We also had the opportunity to take a soil profile - a wedge shaped piece of the earth showing the layers from top to bottom. This can be used to analyse the composition too, and it was good to see the penetration of the roots (in this case a green manure crop) and to see that clay is also an issue at Clervaux!
Our day was punctuated by some outstanding home made soup and bread made by the Clervaux bakery - just delicious! There was also a little shop stall selling things that people had made there - all as sustainably as possible. Woollen scarves knitted by hand from wool produced, dyed and spun on site; ceramic dishes created using the underlying clay and fired in their own kiln; and the thing that caught my eye - a beautifully hand carved wooden spoon, something I've wanted for a while! I do like that closed loop kind of thing - no external inputs and just using what's available to its best advantage.
We're due back in a month or so and whilst I find myself questioning some of the ideas, it definitely has made me think differently about the way I grow plants. And I'm certainly more aware of the external factors, even if I find myself contemplating just how important they might be. But if nothing else, a really lovely day with lovely people and a grand day out! Looking forward to next time.
(And their rhubarb is most definitely better than mine!)

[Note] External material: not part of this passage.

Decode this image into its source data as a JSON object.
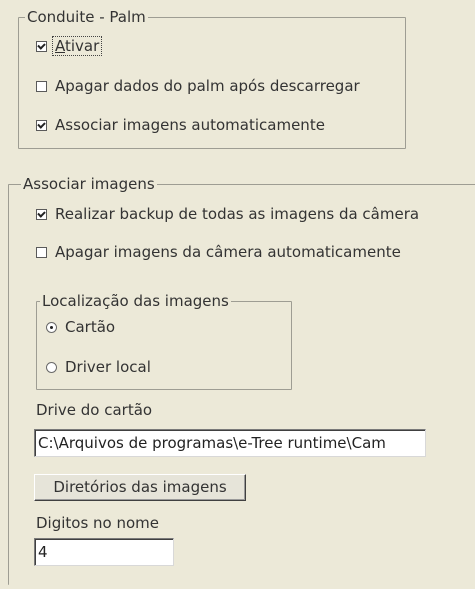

Treading Lightly is simple living, within your means and the means of the planet, and making a minimal impact on the Earth. Find out more here about Catherine, of Barefoot Solutions, does this from day to day.